Check the system for things you might need to configure, like a crontab or other services.

A script that handles privileges on the docker volumes

To avoid access problems with the various external volumes we created the mysql user and group on the host machine as follows:

sudo groupadd -g 999 mysql;
sudo useradd -u 999 mysql -g mysql;

Then we execute the following to repair ownership issues with our containers. Please note that this script is custom to a particular installation and might not meet your needs.


sudo chown -R www-data:www-data ~/volumes/*;
sudo chown -R bob:bob ~/volumes/letsencrypt/ ~/volumes/reverse/private/;
find ~/volumes/ -maxdepth 2 -type d -name mysql -exec sudo chown -R mysql:mysql '{}' \;;

Cloudflare certificate on tomcat windows server

Use Keytool to Create a New Keystore at your Windows Server

Step 1

At your server, generate the Keystore file using keytool command at your command line window with the following command:

keytool -genkey -alias tomcat -keyalg RSA -keystore your_site_name.keystore -validity 3650

In the command above, your_site_name should be the name of the domain you want to secure with this SSL/TLS certificate.
When prompted for the first and last name, type the Fully Qualified Domain Name (FQDN) for the site you are securing with this certificate (e.g.,,

Step 2

Generate a Certificate Signing Request (CSR) from your New Keystore using the keytool command:

keytool -certreq -alias tomcat -file certreq.csr -keystore your_site_name.keystore -keysize 2048

When prompted, enter the password you created earlier (when you created your new Keystore).
In your current directory, certreq.csr now contains your CSR.

Create the certificate from Cloudflare using the certificate request that you created from your Windows Server

Step 3

Open your Cloudflare account, select your domain, open the SSL/TLS tab and click on Origin Server to create the certificate

Step 4

Select the option I have my own private key and CSR where you will Copy-Paste the certificate you saved on the txt file from your Windows Server (certreq.csr), fill in the hostnames, select the expiration years, and press Create

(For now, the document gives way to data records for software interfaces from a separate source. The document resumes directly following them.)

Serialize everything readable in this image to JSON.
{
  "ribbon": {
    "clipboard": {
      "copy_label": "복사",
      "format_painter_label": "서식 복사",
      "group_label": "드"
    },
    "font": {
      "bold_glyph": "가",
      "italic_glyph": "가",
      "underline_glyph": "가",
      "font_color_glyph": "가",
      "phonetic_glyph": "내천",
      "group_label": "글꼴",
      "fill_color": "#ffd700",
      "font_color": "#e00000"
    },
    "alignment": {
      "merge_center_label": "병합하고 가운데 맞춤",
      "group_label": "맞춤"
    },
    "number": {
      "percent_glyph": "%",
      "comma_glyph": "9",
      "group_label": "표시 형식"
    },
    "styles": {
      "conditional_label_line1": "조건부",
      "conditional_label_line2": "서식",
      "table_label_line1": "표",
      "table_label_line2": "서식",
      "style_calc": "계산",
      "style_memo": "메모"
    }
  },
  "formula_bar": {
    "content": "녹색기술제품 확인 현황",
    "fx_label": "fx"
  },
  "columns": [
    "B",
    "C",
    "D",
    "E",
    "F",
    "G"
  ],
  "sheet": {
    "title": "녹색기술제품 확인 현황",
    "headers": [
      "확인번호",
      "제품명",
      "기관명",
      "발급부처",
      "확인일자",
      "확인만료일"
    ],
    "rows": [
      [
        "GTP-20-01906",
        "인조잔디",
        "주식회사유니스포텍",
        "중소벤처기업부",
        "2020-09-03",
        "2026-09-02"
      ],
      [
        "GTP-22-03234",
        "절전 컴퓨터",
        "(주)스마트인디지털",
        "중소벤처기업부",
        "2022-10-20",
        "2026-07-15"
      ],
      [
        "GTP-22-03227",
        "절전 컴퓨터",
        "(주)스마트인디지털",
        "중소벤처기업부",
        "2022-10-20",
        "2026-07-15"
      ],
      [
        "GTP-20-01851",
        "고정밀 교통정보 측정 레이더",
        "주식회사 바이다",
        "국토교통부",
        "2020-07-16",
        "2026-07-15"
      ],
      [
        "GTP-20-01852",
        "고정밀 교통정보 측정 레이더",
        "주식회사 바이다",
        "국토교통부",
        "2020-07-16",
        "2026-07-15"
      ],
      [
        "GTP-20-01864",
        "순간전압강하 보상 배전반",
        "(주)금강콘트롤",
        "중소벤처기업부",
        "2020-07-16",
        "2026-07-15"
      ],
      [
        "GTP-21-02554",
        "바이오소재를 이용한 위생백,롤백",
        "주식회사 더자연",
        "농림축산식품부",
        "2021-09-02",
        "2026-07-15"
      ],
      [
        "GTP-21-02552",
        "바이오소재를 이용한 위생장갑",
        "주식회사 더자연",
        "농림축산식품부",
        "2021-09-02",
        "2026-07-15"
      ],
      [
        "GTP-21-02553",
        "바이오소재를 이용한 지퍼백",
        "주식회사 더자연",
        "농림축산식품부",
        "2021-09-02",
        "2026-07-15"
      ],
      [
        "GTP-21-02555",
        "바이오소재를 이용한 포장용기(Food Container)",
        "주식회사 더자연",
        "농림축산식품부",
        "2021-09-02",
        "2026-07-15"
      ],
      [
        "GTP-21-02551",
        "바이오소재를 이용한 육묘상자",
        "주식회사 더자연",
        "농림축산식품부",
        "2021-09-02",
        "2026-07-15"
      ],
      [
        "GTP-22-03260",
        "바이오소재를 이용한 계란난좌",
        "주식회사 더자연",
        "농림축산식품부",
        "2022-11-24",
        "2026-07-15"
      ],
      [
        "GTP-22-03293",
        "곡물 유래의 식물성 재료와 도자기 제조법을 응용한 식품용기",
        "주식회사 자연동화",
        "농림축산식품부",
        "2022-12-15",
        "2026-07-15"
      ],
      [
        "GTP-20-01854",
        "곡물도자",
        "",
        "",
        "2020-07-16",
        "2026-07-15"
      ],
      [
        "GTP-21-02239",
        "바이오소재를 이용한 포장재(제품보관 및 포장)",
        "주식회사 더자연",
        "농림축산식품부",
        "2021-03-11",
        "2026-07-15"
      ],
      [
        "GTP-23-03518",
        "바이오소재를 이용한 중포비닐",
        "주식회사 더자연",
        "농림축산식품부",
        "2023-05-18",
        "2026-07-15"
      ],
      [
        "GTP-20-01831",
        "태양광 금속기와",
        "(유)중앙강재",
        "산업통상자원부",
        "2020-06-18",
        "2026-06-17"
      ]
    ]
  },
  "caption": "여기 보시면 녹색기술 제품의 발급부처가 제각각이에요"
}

Step 5

Copy-Paste in PKCS#7 key format the certificate in a text file and save the file

Import Cloudflare Origin CA root certificate at your Windows server

Step 6

Copy the Cloudflare Origin CA — RSA Root certificate from the Cloudflare website, save to a file and transfer it to your Windows Server.
Filename: origin_ca_rsa_root.pem

Step 7

Import the root certificate into your Keystore file.

keytool -import -alias root -keystore your_site_name.keystore -trustcacerts -file origin_ca_rsa_root.pem

Add the public certificate from Cloudflare to your Windows Server

Step 8

Copy the file with the PKCS#7 certificate from Cloudflare at your Windows Server

Step 9

Run the following command to import the public certificate at your Keystore

keytool -import -alias tomcat -keystore your_site_name.keystore -file your_site_name.p7b

You should get a confirmation that the “Certificate reply was installed in Keystore.”

Use the newly created server origin certificate from Cloudflare for your website.

Step 10

Find your Tomcat server configuration (server.xml file), make the following changes at your Connector, and save the file.

<Connector executor="tomcatThreadPool" port="443" protocol="HTTP/1.1" SSLEnabled="true"
maxThreads="150" scheme="https" secure="true"
clientAuth="false" sslProtocol="TLS" keystoreFile="C:\Program Files\SysAidServer\ keystore your_site_name.keystore" keystorePass="XXXXXXXXXXXXXX" />

Step 11

Restart the Tomcat service